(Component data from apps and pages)
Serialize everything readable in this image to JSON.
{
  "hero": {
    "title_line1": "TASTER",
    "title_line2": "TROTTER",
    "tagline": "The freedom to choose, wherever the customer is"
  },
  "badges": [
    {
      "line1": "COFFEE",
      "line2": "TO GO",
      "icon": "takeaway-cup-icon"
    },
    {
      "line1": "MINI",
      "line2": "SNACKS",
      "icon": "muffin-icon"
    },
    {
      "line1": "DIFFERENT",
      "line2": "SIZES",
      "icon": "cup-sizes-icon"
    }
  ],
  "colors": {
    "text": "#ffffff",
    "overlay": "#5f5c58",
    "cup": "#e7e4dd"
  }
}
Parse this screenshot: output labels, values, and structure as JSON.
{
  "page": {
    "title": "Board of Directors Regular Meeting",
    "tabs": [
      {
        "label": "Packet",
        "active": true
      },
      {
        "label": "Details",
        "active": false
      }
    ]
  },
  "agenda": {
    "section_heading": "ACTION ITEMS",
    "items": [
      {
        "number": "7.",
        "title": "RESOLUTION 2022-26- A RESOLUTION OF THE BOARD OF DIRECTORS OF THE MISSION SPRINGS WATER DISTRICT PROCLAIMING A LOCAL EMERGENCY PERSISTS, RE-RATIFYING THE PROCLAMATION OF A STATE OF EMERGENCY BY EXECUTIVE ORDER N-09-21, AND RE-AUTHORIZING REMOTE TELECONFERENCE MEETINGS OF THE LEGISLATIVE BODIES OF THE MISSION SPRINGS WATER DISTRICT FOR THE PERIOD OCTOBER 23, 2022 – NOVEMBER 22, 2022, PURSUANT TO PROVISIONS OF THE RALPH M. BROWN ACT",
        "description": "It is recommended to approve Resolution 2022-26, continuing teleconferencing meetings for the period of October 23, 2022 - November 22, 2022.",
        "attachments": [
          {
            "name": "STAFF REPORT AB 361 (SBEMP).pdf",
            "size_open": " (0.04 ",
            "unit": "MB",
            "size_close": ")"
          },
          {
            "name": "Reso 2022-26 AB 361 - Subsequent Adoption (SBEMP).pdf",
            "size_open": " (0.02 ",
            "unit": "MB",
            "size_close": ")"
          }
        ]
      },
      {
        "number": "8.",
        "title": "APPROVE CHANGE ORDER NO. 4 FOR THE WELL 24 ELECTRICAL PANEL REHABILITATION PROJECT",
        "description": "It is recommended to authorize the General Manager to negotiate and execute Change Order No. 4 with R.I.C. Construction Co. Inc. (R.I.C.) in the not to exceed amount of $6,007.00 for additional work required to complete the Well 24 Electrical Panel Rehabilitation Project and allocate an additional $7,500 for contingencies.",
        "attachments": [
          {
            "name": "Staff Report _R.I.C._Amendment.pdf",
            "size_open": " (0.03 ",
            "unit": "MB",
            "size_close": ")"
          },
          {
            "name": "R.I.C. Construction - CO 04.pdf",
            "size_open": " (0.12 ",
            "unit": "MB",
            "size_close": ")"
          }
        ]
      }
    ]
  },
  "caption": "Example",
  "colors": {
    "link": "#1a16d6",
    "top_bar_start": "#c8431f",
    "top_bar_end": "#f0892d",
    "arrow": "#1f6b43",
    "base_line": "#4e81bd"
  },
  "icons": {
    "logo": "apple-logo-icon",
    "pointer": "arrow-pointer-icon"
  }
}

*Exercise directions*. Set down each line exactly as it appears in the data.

*The answer*.
Serialize everything readable in this image to JSON.
{
  "hero": {
    "title_line1": "TASTER",
    "title_line2": "TROTTER",
    "tagline": "The freedom to choose, wherever the customer is"
  },
  "badges": [
    {
      "line1": "COFFEE",
      "line2": "TO GO",
      "icon": "takeaway-cup-icon"
    },
    {
      "line1": "MINI",
      "line2": "SNACKS",
      "icon": "muffin-icon"
    },
    {
      "line1": "DIFFERENT",
      "line2": "SIZES",
      "icon": "cup-sizes-icon"
    }
  ],
  "colors": {
    "text": "#ffffff",
    "overlay": "#5f5c58",
    "cup": "#e7e4dd"
  }
}
Parse this screenshot: output labels, values, and structure as JSON.
{
  "page": {
    "title": "Board of Directors Regular Meeting",
    "tabs": [
      {
        "label": "Packet",
        "active": true
      },
      {
        "label": "Details",
        "active": false
      }
    ]
  },
  "agenda": {
    "section_heading": "ACTION ITEMS",
    "items": [
      {
        "number": "7.",
        "title": "RESOLUTION 2022-26- A RESOLUTION OF THE BOARD OF DIRECTORS OF THE MISSION SPRINGS WATER DISTRICT PROCLAIMING A LOCAL EMERGENCY PERSISTS, RE-RATIFYING THE PROCLAMATION OF A STATE OF EMERGENCY BY EXECUTIVE ORDER N-09-21, AND RE-AUTHORIZING REMOTE TELECONFERENCE MEETINGS OF THE LEGISLATIVE BODIES OF THE MISSION SPRINGS WATER DISTRICT FOR THE PERIOD OCTOBER 23, 2022 – NOVEMBER 22, 2022, PURSUANT TO PROVISIONS OF THE RALPH M. BROWN ACT",
        "description": "It is recommended to approve Resolution 2022-26, continuing teleconferencing meetings for the period of October 23, 2022 - November 22, 2022.",
        "attachments": [
          {
            "name": "STAFF REPORT AB 361 (SBEMP).pdf",
            "size_open": " (0.04 ",
            "unit": "MB",
            "size_close": ")"
          },
          {
            "name": "Reso 2022-26 AB 361 - Subsequent Adoption (SBEMP).pdf",
            "size_open": " (0.02 ",
            "unit": "MB",
            "size_close": ")"
          }
        ]
      },
      {
        "number": "8.",
        "title": "APPROVE CHANGE ORDER NO. 4 FOR THE WELL 24 ELECTRICAL PANEL REHABILITATION PROJECT",
        "description": "It is recommended to authorize the General Manager to negotiate and execute Change Order No. 4 with R.I.C. Construction Co. Inc. (R.I.C.) in the not to exceed amount of $6,007.00 for additional work required to complete the Well 24 Electrical Panel Rehabilitation Project and allocate an additional $7,500 for contingencies.",
        "attachments": [
          {
            "name": "Staff Report _R.I.C._Amendment.pdf",
            "size_open": " (0.03 ",
            "unit": "MB",
            "size_close": ")"
          },
          {
            "name": "R.I.C. Construction - CO 04.pdf",
            "size_open": " (0.12 ",
            "unit": "MB",
            "size_close": ")"
          }
        ]
      }
    ]
  },
  "caption": "Example",
  "colors": {
    "link": "#1a16d6",
    "top_bar_start": "#c8431f",
    "top_bar_end": "#f0892d",
    "arrow": "#1f6b43",
    "base_line": "#4e81bd"
  },
  "icons": {
    "logo": "apple-logo-icon",
    "pointer": "arrow-pointer-icon"
  }
}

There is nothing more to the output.